Indian subcontinent a few thousand years ago, a majority of
its adherents have remained mostly on the fringes of the religion.
They played an insignificant role other than acting as witnesses
to the events that unfolded before them. It was the elite which
carried forward the torch of Hinduism. It is highly doubtful
whether the first Shankaracharya who is considered an important
personality in the development and preservation of Hinduism
was ever popular among his contemporaries, or known to the masses.
The people he met and interacted were mostly scholars, priests
and a few influential people. Many Hindus even today may not
know much about him. Even today many Hindus who live in villages
do not know who he was. They may mistakenly consider him one
of the many Shankaracharyas who head the various spiritual organizations
that were established by him.
The hard truth is that in all these centuries and millenniums,
Hinduism survived largely because of the intellectual work done
by a few priestly families, scholars, and ascetic groups, and
because of the patronage and protection given by warrior kings
and wealthy merchants.
Even if we take out the past caste equations and solely go
by individual nature and behavior, the pattern still remains,
except that the rulers are out of the equation, and the governments
who now regulate the lives of Hindus do not render any service
to Hinduism even in countries where Hindus form a majority.

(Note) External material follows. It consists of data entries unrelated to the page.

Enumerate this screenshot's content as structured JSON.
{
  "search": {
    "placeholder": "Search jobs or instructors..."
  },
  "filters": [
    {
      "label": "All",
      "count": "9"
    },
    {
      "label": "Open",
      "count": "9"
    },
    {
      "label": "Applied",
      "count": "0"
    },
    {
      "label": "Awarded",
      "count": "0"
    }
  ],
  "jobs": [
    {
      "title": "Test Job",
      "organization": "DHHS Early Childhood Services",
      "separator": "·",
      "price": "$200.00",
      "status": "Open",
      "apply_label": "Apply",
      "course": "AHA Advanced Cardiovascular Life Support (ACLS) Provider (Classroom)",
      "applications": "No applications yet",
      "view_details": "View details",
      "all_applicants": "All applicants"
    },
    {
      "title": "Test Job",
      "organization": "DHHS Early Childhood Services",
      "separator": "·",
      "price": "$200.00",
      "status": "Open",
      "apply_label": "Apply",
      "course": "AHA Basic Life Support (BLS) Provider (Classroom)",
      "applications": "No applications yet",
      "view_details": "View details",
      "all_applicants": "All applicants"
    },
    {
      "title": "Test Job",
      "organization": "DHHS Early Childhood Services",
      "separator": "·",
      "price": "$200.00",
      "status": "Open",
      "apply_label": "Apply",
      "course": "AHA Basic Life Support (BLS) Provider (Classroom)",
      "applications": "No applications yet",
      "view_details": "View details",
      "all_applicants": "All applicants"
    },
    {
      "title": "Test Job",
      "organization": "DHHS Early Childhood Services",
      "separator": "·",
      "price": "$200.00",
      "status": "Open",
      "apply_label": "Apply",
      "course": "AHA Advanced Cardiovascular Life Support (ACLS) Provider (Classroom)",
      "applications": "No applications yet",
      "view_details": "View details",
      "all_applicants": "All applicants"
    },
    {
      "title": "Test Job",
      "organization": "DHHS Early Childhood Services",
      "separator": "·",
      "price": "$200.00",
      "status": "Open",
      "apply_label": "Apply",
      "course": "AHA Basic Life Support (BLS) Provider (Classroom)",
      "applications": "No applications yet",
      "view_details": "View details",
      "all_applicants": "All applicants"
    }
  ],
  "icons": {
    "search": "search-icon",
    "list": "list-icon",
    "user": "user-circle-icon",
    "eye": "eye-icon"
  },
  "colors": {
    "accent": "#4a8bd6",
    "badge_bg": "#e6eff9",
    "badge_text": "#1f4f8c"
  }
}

Actually, in many countries they discriminate against Hinduism
because most Hindus do not perceive it as a problem and do not
use their influence to protect their faith or their community.
Fortunately, as before Hinduism has a few dedicated writers,
religious teachers, spiritual masters, committed community leaders,
religious institutions, and a few educated land owners and wealthy
merchants. They support Hinduism despite the cold shoulder they
get from the politicians and the vast majority of their own
the community members. You may consider them the elite section
of modern Hindu society, the Brahmanas, Kshatriyas and Vaishyas
by nature, service, and profession, not necessarily by birth.
The rest are all Shudras, by temperament, choice and profession,
even if by birth they are from higher castes.
These modern Shudras practice religion only for selfish ends.
Unless there is something in it for them, they will not even
bother to appreciate the good work done by others for the community.
You will find these Shudras in all wakes of life and you can
observe their indifference and ignorance. They will go to temples
to bribe the gods and demand reciprocal benefits, celebrate
a few festivals, watch devotional programs, perform some ceremonies,
and in extreme cases indulge in magical rituals. There their
faith ends. Most of them cannot go beyond these superficial
aspects of religion because they are too poor or too ignorant
or too busy to focus upon their own spiritual welfare.
Therefore, for some decades in future you can expect a lot
more commotion, confusion, evil, crime, politics, corruption,
gender discrimination, and many such evils in Hindu society.
You can also expect problems to Hindus worldwide due to religious
wars, crimes and violence from extremist elements in all religions.
Going by the current trends Hinduism may likely undergo a radical
transformation and become more Christianized because of the
corrupt influences, and misinformation. The film industry will
continue to distort Hinduism and Hindu culture for its own ends,
until people forget its true and essential nature and remember
only the mythology and the false imagery the film world creates
However let us hope that in the eye of that storm, under
such dark clouds, dedicated and pious modern Brahmanas and Kshatriyas
of the modern Hindu community, from all caste and national backgrounds,
will carry forward the light of knowledge and wisdom contained
in the ageless scriptures of Hinduism into the next century.
Your Life As
With Misinformation About Hinduism
One Language policy
in Indian Mileu<
Who are Critical of Hinduism
Secular Bias Against